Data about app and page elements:
● ● ● ●

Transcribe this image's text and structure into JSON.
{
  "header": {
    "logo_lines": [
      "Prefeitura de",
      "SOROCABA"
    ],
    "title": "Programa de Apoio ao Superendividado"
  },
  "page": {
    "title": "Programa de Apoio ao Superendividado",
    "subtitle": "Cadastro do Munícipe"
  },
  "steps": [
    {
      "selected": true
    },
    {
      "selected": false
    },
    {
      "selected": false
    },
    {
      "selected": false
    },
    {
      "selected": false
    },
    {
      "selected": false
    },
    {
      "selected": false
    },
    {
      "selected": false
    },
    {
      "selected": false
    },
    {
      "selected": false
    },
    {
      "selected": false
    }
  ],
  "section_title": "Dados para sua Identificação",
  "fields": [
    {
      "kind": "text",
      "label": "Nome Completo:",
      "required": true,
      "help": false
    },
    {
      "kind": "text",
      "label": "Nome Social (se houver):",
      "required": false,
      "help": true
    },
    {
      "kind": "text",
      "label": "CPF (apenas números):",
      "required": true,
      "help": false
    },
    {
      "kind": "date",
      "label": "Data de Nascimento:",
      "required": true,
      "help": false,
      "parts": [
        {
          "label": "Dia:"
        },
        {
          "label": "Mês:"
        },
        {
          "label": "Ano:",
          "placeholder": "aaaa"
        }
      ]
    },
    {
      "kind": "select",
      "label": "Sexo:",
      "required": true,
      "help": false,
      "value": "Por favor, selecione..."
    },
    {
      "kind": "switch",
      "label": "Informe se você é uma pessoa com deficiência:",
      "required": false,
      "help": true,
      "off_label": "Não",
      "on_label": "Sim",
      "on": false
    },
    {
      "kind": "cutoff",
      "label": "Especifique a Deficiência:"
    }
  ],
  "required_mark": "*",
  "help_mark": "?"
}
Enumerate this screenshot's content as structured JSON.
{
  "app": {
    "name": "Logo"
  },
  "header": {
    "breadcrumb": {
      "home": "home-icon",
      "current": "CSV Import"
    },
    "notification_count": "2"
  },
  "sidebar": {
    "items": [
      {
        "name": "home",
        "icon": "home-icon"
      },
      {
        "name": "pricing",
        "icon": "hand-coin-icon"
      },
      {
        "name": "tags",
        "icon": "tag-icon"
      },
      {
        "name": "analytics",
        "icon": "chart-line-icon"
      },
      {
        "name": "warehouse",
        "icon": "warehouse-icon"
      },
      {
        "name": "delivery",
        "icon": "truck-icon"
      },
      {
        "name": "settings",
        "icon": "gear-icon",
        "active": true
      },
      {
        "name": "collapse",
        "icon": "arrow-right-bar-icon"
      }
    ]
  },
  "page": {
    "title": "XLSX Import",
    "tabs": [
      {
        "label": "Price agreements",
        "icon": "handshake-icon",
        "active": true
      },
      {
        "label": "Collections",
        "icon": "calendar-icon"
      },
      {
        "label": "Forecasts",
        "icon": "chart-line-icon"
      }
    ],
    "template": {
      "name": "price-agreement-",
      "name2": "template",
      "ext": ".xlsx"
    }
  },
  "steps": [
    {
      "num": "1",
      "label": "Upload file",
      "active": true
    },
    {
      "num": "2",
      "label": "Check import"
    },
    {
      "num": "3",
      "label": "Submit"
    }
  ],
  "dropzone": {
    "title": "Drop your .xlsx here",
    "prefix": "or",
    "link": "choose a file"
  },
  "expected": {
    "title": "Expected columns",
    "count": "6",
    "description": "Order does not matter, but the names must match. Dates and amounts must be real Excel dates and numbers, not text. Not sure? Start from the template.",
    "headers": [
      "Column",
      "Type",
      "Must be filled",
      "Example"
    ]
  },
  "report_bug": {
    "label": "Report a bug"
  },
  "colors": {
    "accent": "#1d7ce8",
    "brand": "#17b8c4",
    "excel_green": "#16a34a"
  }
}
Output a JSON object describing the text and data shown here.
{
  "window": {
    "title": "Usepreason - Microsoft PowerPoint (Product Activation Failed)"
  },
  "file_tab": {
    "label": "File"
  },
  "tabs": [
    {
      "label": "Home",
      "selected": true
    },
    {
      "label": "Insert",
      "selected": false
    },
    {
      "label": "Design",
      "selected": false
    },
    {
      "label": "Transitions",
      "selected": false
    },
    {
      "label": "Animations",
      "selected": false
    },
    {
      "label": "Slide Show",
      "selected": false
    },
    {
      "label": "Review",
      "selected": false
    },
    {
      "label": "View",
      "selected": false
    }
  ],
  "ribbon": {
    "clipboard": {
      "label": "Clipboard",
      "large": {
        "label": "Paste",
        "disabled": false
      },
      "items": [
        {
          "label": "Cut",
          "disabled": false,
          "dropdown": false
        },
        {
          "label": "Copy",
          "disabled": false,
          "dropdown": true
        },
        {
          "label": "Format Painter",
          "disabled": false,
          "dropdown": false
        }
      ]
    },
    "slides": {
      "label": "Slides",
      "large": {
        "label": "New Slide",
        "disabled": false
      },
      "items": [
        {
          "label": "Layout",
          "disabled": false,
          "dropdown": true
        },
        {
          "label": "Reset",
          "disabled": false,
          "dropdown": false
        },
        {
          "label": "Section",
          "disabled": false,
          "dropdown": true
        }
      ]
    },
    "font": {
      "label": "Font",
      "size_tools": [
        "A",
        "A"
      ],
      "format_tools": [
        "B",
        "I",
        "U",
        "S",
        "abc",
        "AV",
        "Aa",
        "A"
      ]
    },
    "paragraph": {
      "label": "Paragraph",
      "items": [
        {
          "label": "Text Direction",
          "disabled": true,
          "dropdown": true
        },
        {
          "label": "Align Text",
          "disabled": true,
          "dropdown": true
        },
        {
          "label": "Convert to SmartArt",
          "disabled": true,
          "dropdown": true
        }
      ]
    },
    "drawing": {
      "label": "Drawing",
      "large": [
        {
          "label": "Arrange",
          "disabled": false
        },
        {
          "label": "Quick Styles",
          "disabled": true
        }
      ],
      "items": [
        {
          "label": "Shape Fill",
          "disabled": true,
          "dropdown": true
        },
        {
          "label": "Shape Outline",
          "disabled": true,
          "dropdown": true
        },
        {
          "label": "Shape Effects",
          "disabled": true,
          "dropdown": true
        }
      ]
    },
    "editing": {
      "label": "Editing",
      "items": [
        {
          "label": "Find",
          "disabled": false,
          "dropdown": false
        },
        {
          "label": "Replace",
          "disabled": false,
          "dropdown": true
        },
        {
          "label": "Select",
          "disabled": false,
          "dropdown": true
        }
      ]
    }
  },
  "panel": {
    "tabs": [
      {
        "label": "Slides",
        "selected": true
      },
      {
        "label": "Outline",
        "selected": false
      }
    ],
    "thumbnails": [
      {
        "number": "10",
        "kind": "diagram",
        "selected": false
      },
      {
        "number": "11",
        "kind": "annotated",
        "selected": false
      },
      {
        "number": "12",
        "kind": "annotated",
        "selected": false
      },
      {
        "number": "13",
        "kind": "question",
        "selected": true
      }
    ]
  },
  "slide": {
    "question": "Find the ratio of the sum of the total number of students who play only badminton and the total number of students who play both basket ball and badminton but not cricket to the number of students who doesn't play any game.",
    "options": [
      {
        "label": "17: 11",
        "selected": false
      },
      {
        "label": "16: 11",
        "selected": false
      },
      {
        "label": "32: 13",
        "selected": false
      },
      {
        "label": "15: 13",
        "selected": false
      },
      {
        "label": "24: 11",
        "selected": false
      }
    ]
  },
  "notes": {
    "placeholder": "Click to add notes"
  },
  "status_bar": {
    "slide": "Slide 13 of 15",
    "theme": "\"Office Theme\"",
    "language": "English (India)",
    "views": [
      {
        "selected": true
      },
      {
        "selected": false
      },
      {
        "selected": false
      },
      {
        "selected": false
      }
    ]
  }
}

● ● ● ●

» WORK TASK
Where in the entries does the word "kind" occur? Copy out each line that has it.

» RESULT OF THE EXERCISE
      "kind": "text",
      "kind": "text",
      "kind": "text",
      "kind": "date",
      "kind": "select",
      "kind": "switch",
      "kind": "cutoff",
        "kind": "diagram",
        "kind": "annotated",
        "kind": "annotated",
        "kind": "question",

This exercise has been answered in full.